These pages are intended as notes for programmers interested in writing programs based on codes and ciphers. Most of the pages contain pseudocode, with varying levels of detail, to help you to program a solution. The pseudocode describes programs that can be written in most high level languages. Scripting languages and console programs will work fine for almost all of the examples.
Pseudocode is used to avoid specifying a language for the section. Decryption algorithms are described in some places but should be easily derived from the encryption algorithms if they have not been listed. The key parts of the algorithms have been shown, often in parts. You'll have to think about what you are doing. Functions, procedures and classes have not been used but should be part of your approach if you are an A level student.
The algorithms are not always the most efficient and not always the most compact way of expressing the steps. That is deliberate to make them easier to follow and to show how a core set of steps can be varied for ciphers of the same family. It also gives you the basis for exploring a little further with the topic.
Codes & Ciphers
This section of the site is concerned mainly with ciphers but there are some codes discussed too. Although many people use the two terms interchangeably, a distinction is made in classical cryptography.
We use a code, like Morse code, to substitute each character in our message for a pattern of dots and dashes, short and long bursts of light or sound. The coded patterns consist of 2 characters, repreated and combined into strings whose length varies from one character to another. The purpose of such a code is to allow an alphabet of 36 or more characters to be communicated using only 2 characters. Many codes, like Morse, are not concerned with obscuring the meaning of the message being communicated. More often, the code, like Semaphore, is designed to make it possible to communicate the message in the first place.
Ciphers are used exclusively for making messages difficult or impossible to understand for anyone other than the intended recipient of the message. Whereas a code will usually require a code book or some reference that, if discovered, would render the code useless for keeping informaton secret, most ciphers do not. Indeed, for many ciphers, the tables or references used for deciphering the message can be constructed simply from previously agreed keywords.
|cipher||The cipher is the system you use to change the plain text into cipher text.|
|cipher alphabet||The characters that are used in the cipher text. The cipher alphabet is usually stored in order of which plain text character is being substituted.|
|cipher text||The message after the cipher has been applied.|
|cryptanalysis||The study of ciphers and cipher text with a view to uncovering weaknesses that allow the plain text to be retrieved.|
|cryptography||The practice and study of techniques for communicating information securely.|
|decrypt, decipher||Cipher text is decrypted or deciphered to turn it into plain text.|
|digraph||A digraph is a pair of letters. Digraphic substitution ciphers substitute two adjacent characters in the plain text for a different combination of characers.|
|encrypt, encipher||Plain text is encrypted or enciphered to turn it into cipher text.|
|key, keyword||The key to a cipher is the information required to be able to encrypt or decrypt a message. The key might be a word or phrase that is used to construct the cipher alphabet.

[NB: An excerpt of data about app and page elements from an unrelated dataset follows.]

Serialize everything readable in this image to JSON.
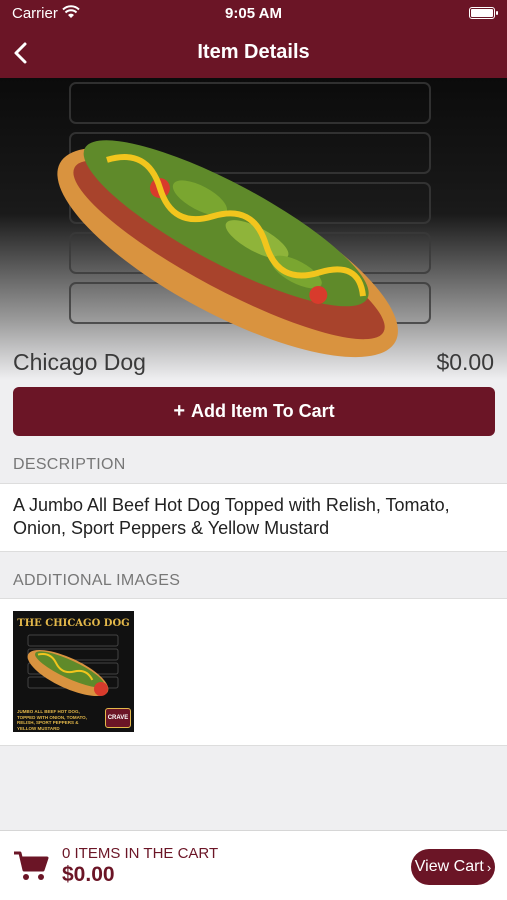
{
  "status_bar": {
    "carrier": "Carrier",
    "time": "9:05 AM"
  },
  "nav": {
    "title": "Item Details",
    "back_icon": "chevron-left-icon"
  },
  "item": {
    "name": "Chicago Dog",
    "price": "$0.00"
  },
  "actions": {
    "add_to_cart_label": "Add Item To Cart",
    "add_icon": "plus-icon"
  },
  "description": {
    "header": "DESCRIPTION",
    "text": "A Jumbo All Beef Hot Dog Topped with Relish, Tomato, Onion, Sport Peppers & Yellow Mustard"
  },
  "additional_images": {
    "header": "ADDITIONAL IMAGES",
    "thumbnails": [
      {
        "title": "THE CHICAGO DOG",
        "caption": "JUMBO ALL BEEF HOT DOG, TOPPED WITH ONION, TOMATO, RELISH, SPORT PEPPERS & YELLOW MUSTARD",
        "logo": "CRAVE"
      }
    ]
  },
  "cart": {
    "count_label": "0 ITEMS IN THE CART",
    "total": "$0.00",
    "view_button": "View Cart",
    "icon": "shopping-cart-icon"
  },
  "colors": {
    "brand": "#6b1526",
    "background": "#efeff1",
    "mustard": "#e3b84a"
  }
}
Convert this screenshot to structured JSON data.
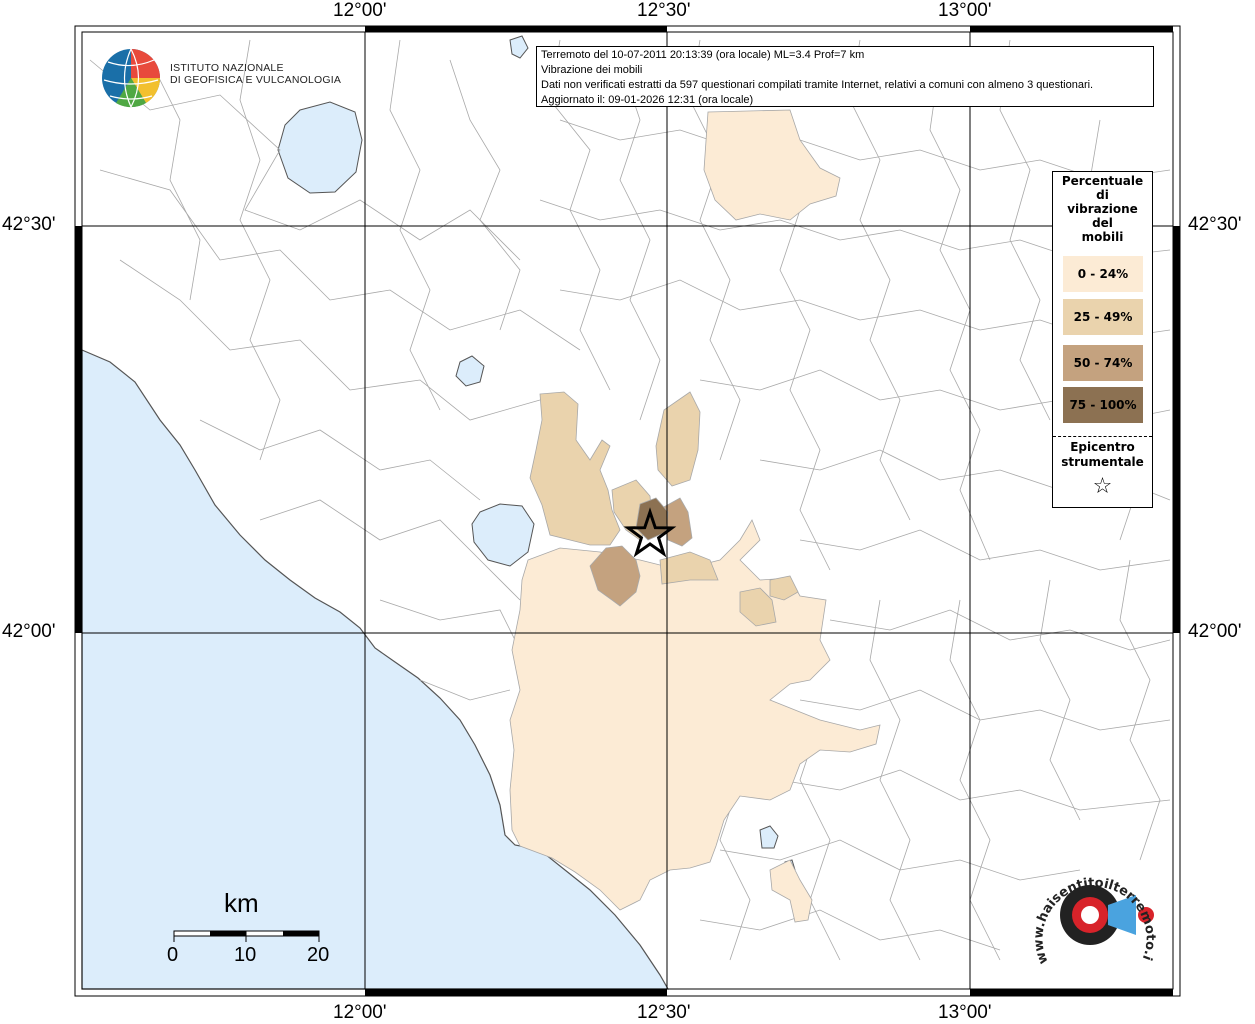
{
  "map_frame": {
    "lon_labels": [
      "12°00'",
      "12°30'",
      "13°00'"
    ],
    "lat_labels": [
      "42°30'",
      "42°00'"
    ]
  },
  "info_box": {
    "line1": "Terremoto del 10-07-2011 20:13:39 (ora locale) ML=3.4 Prof=7 km",
    "line2": "Vibrazione dei mobili",
    "line3": "Dati non verificati estratti da 597 questionari compilati tramite Internet, relativi a comuni con almeno 3 questionari.",
    "line4": "Aggiornato il: 09-01-2026 12:31 (ora locale)"
  },
  "logo": {
    "line1": "ISTITUTO NAZIONALE",
    "line2": "DI GEOFISICA E VULCANOLOGIA"
  },
  "legend": {
    "title_lines": [
      "Percentuale",
      "di",
      "vibrazione",
      "del",
      "mobili"
    ],
    "classes": [
      {
        "label": "0 - 24%",
        "color": "#fcebd5"
      },
      {
        "label": "25 - 49%",
        "color": "#ead3ad"
      },
      {
        "label": "50 - 74%",
        "color": "#c4a27f"
      },
      {
        "label": "75 - 100%",
        "color": "#8c7152"
      }
    ],
    "epicenter_lines": [
      "Epicentro",
      "strumentale"
    ],
    "epicenter_symbol": "☆"
  },
  "scale_bar": {
    "unit": "km",
    "ticks": [
      "0",
      "10",
      "20"
    ]
  },
  "colors": {
    "sea": "#dcedfb",
    "boundary": "#a8a8a8",
    "grid": "#000000"
  },
  "watermark": {
    "text": "www.haisentitoilterremoto.it"
  }
}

The key might be a number, a route or a template that is used to transpose cipher text into plain text. Often the key is known to sender and receiver prior to communication but, in some cases, is embedded in the message.|
|message||The information that is being communicated. In most of the examples in this section, the information being communicated is text, usually just letters. Some numeric information or an image might also be a message too.|
|monoalphabetic||A term used with substitution ciphers where each character in the plain text is substituted with only one other character.|
|monographic||A term used with substitution ciphers where characters are substituted one at a time.|
|plain alphabet||The characters that can be communicated using a cipher. Some ciphers have no provision for characters other than letters, some use a shortened alphabet.|
|plain text||The name we give to a message before anything has been done to it.|
|polyalphabetic||A term used with substitution ciphers where each character in the plain text is substituted for one of several possible letters.|
|polygraphic||A term used with substitution ciphers where groups of characters in the plain text are substituted at a time for different combinations of characters.|
|Polybius square||A square grid into which characters are written. The co-ordinates of each character are used when enciphering a message.|
|steganography||The practice of hiding one message within another.|
|substitution cipher||A family of ciphers where characters in the plain text are substituted for different characters in the cipher text.|
|transposition cipher||A family of ciphers where characters in the plain text are rearranged according to an algorithm.|